Excerpted records:
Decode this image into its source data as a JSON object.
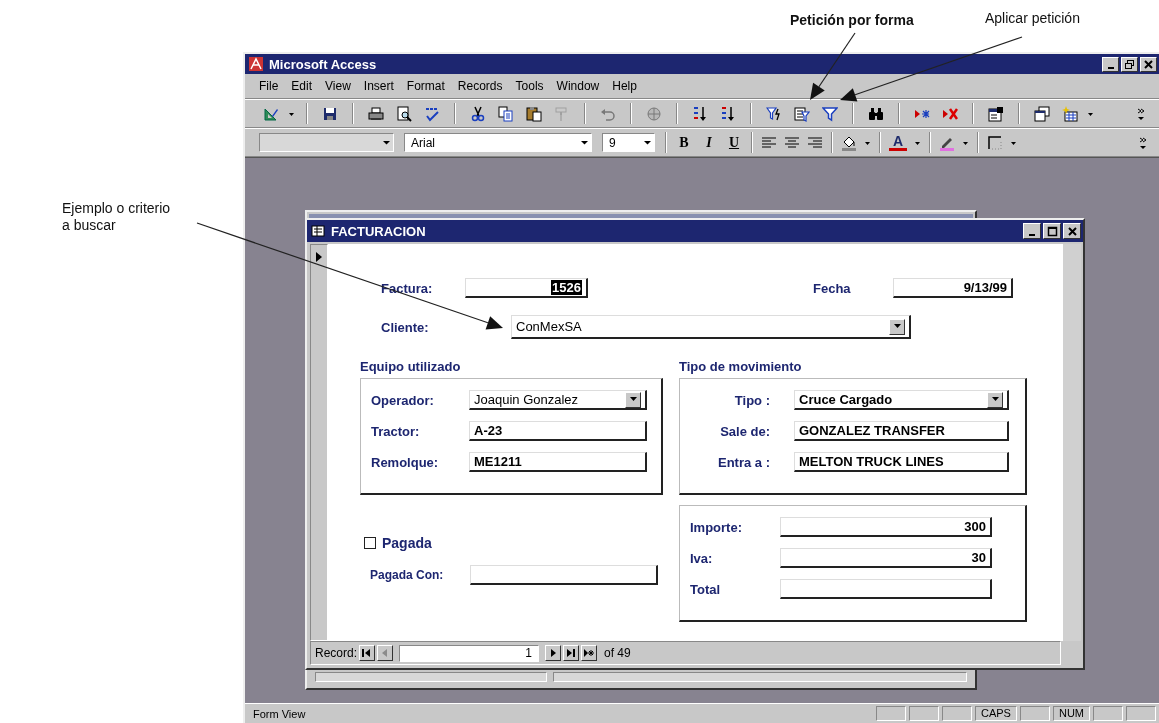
{
  "callouts": [
    {
      "text": "Petición por forma",
      "bold": true
    },
    {
      "text": "Aplicar petición",
      "bold": false
    },
    {
      "text": "Ejemplo o criterio a buscar",
      "bold": false
    }
  ],
  "window": {
    "title": "Microsoft Access"
  },
  "menu": [
    "File",
    "Edit",
    "View",
    "Insert",
    "Format",
    "Records",
    "Tools",
    "Window",
    "Help"
  ],
  "toolbar_1": [
    [
      {
        "kind": "view",
        "disabled": false
      },
      {
        "kind": "caret",
        "disabled": false
      }
    ],
    [
      {
        "kind": "save",
        "disabled": false
      }
    ],
    [
      {
        "kind": "print",
        "disabled": false
      },
      {
        "kind": "preview",
        "disabled": false
      },
      {
        "kind": "spelling",
        "disabled": false
      }
    ],
    [
      {
        "kind": "cut",
        "disabled": false
      },
      {
        "kind": "copy",
        "disabled": false
      },
      {
        "kind": "paste",
        "disabled": false
      },
      {
        "kind": "painter",
        "disabled": true
      }
    ],
    [
      {
        "kind": "undo",
        "disabled": true
      }
    ],
    [
      {
        "kind": "hyperlink",
        "disabled": true
      }
    ],
    [
      {
        "kind": "sort_asc",
        "disabled": false
      },
      {
        "kind": "sort_desc",
        "disabled": false
      }
    ],
    [
      {
        "kind": "filter_sel",
        "disabled": false
      },
      {
        "kind": "filter_form",
        "disabled": false
      },
      {
        "kind": "filter_apply",
        "disabled": false
      }
    ],
    [
      {
        "kind": "find",
        "disabled": false
      }
    ],
    [
      {
        "kind": "new_record",
        "disabled": false
      },
      {
        "kind": "delete_record",
        "disabled": false
      }
    ],
    [
      {
        "kind": "properties",
        "disabled": false
      }
    ],
    [
      {
        "kind": "database_window",
        "disabled": false
      },
      {
        "kind": "new_object",
        "disabled": false
      },
      {
        "kind": "caret",
        "disabled": false
      }
    ],
    [
      {
        "kind": "chevron",
        "disabled": false
      }
    ]
  ],
  "toolbar_2": {
    "font": "Arial",
    "size": "9",
    "groups": [
      [
        {
          "kind": "bold",
          "label": "B"
        },
        {
          "kind": "italic",
          "label": "I"
        },
        {
          "kind": "underline",
          "label": "U"
        }
      ],
      [
        {
          "kind": "align_left"
        },
        {
          "kind": "align_center"
        },
        {
          "kind": "align_right"
        }
      ],
      [
        {
          "kind": "fill_color"
        },
        {
          "kind": "caret"
        }
      ],
      [
        {
          "kind": "font_color",
          "label": "A"
        },
        {
          "kind": "caret"
        }
      ],
      [
        {
          "kind": "line_color"
        },
        {
          "kind": "caret"
        }
      ],
      [
        {
          "kind": "border"
        },
        {
          "kind": "caret"
        }
      ],
      [
        {
          "kind": "chevron"
        }
      ]
    ]
  },
  "form": {
    "title": "FACTURACION",
    "factura": {
      "label": "Factura:",
      "value": "1526",
      "selected": true
    },
    "fecha": {
      "label": "Fecha",
      "value": "9/13/99"
    },
    "cliente": {
      "label": "Cliente:",
      "value": "ConMexSA"
    },
    "groups": [
      {
        "title": "Equipo utilizado",
        "rows": [
          {
            "label": "Operador:",
            "value": "Joaquin Gonzalez",
            "kind": "combo"
          },
          {
            "label": "Tractor:",
            "value": "A-23",
            "kind": "text"
          },
          {
            "label": "Remolque:",
            "value": "ME1211",
            "kind": "text"
          }
        ]
      },
      {
        "title": "Tipo de movimiento",
        "rows": [
          {
            "label": "Tipo :",
            "value": "Cruce Cargado",
            "kind": "combo"
          },
          {
            "label": "Sale de:",
            "value": "GONZALEZ TRANSFER",
            "kind": "text"
          },
          {
            "label": "Entra a :",
            "value": "MELTON TRUCK LINES",
            "kind": "text"
          }
        ]
      }
    ],
    "pagada": {
      "label": "Pagada",
      "checked": false
    },
    "pagada_con": {
      "label": "Pagada Con:"
    },
    "totals": [
      {
        "label": "Importe:",
        "value": "300"
      },
      {
        "label": "Iva:",
        "value": "30"
      },
      {
        "label": "Total"
      }
    ],
    "navigation": {
      "label": "Record:",
      "current": "1",
      "count": "of 49",
      "buttons": [
        {
          "kind": "first",
          "disabled": false
        },
        {
          "kind": "prev",
          "disabled": true
        },
        {
          "kind": "next",
          "disabled": false
        },
        {
          "kind": "last",
          "disabled": false
        },
        {
          "kind": "new",
          "disabled": false
        }
      ]
    }
  },
  "status_bar": {
    "mode": "Form View",
    "indicators": [
      "CAPS",
      "NUM"
    ]
  }
}
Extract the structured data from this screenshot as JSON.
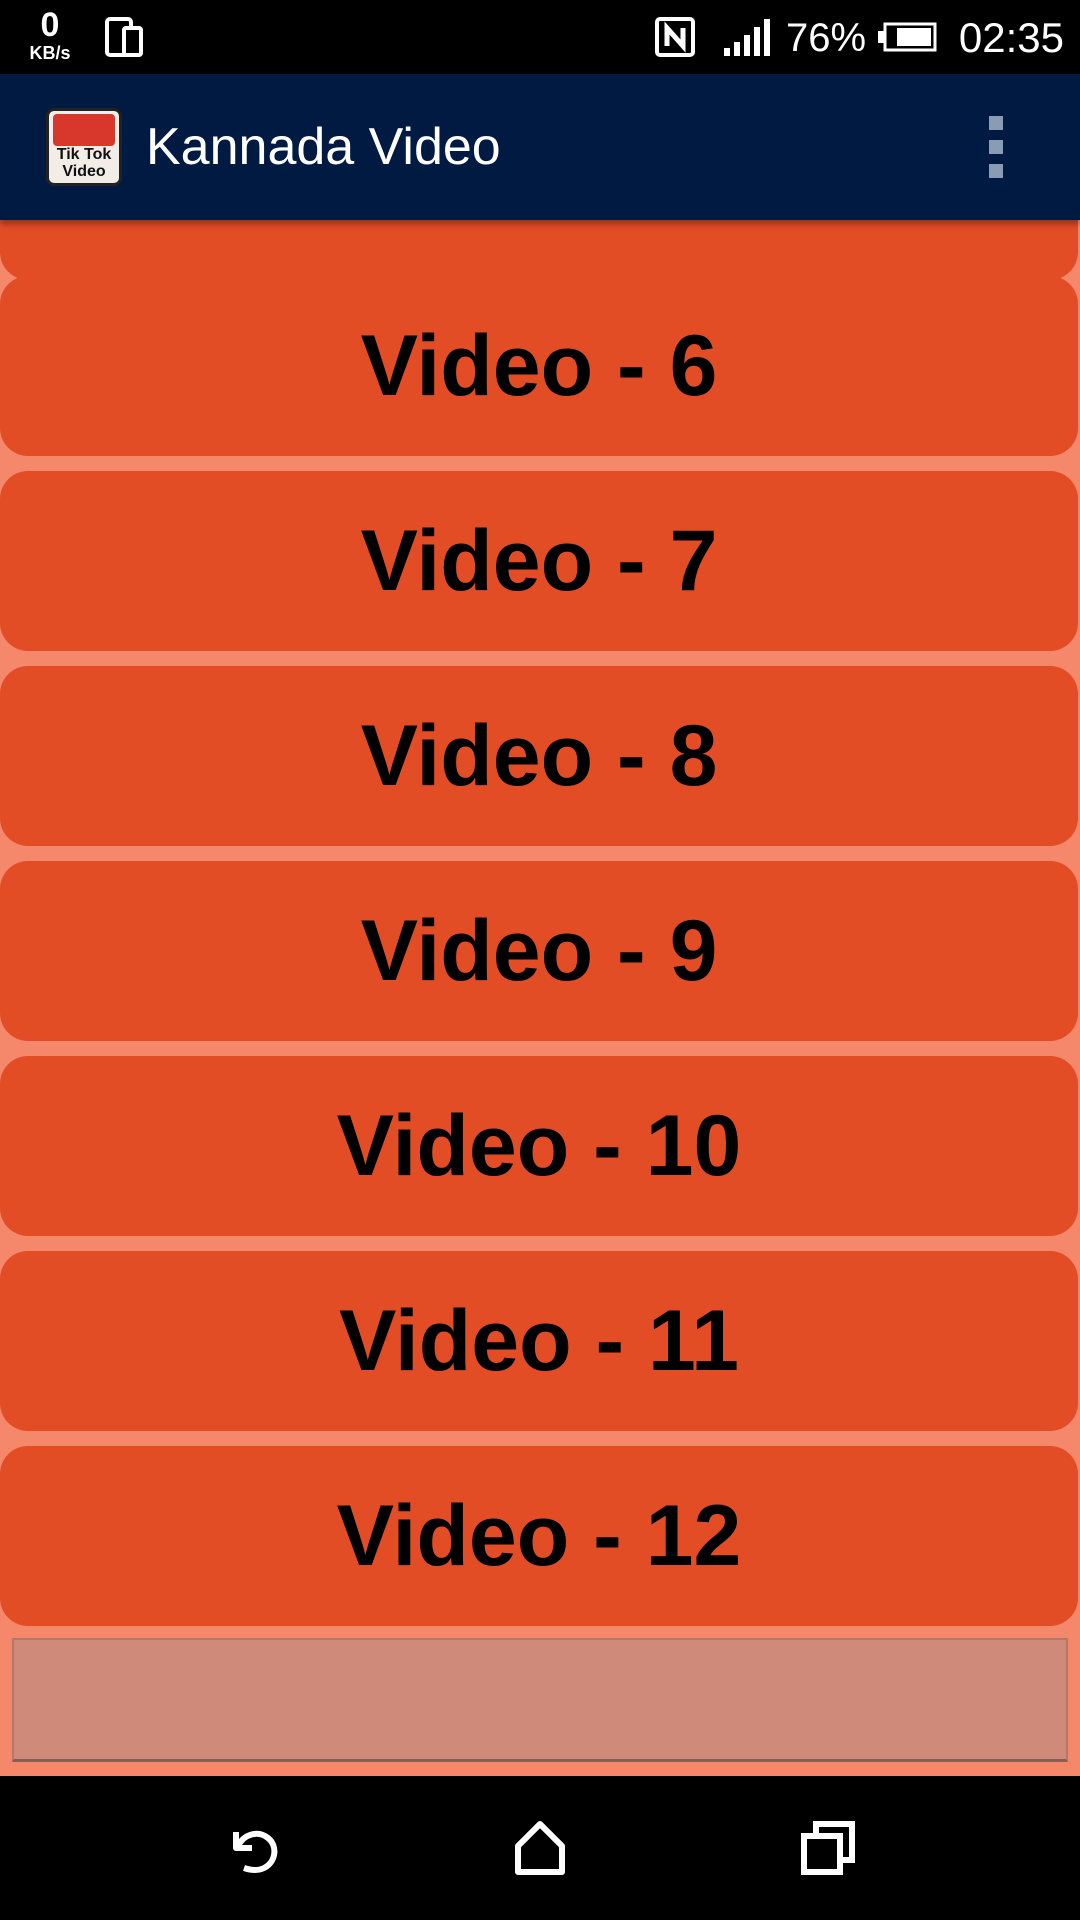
{
  "status_bar": {
    "speed_value": "0",
    "speed_unit": "KB/s",
    "battery_percent": "76%",
    "time": "02:35",
    "icons": [
      "device-icon",
      "nfc-icon",
      "signal-icon",
      "battery-icon"
    ]
  },
  "app_bar": {
    "title": "Kannada Video",
    "logo_lines": [
      "Tik Tok",
      "Video"
    ],
    "background_color": "#001a42",
    "menu_icon": "overflow-menu-icon"
  },
  "list": {
    "item_color": "#e34d26",
    "background_color": "#f5876a",
    "items": [
      {
        "label": "Video - 6"
      },
      {
        "label": "Video - 7"
      },
      {
        "label": "Video - 8"
      },
      {
        "label": "Video - 9"
      },
      {
        "label": "Video - 10"
      },
      {
        "label": "Video - 11"
      },
      {
        "label": "Video - 12"
      }
    ]
  },
  "nav_bar": {
    "buttons": [
      "back-icon",
      "home-icon",
      "recents-icon"
    ]
  }
}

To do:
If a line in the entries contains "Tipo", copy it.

Output for this task:
        "title": "Tipo de movimiento",
            "label": "Tipo :",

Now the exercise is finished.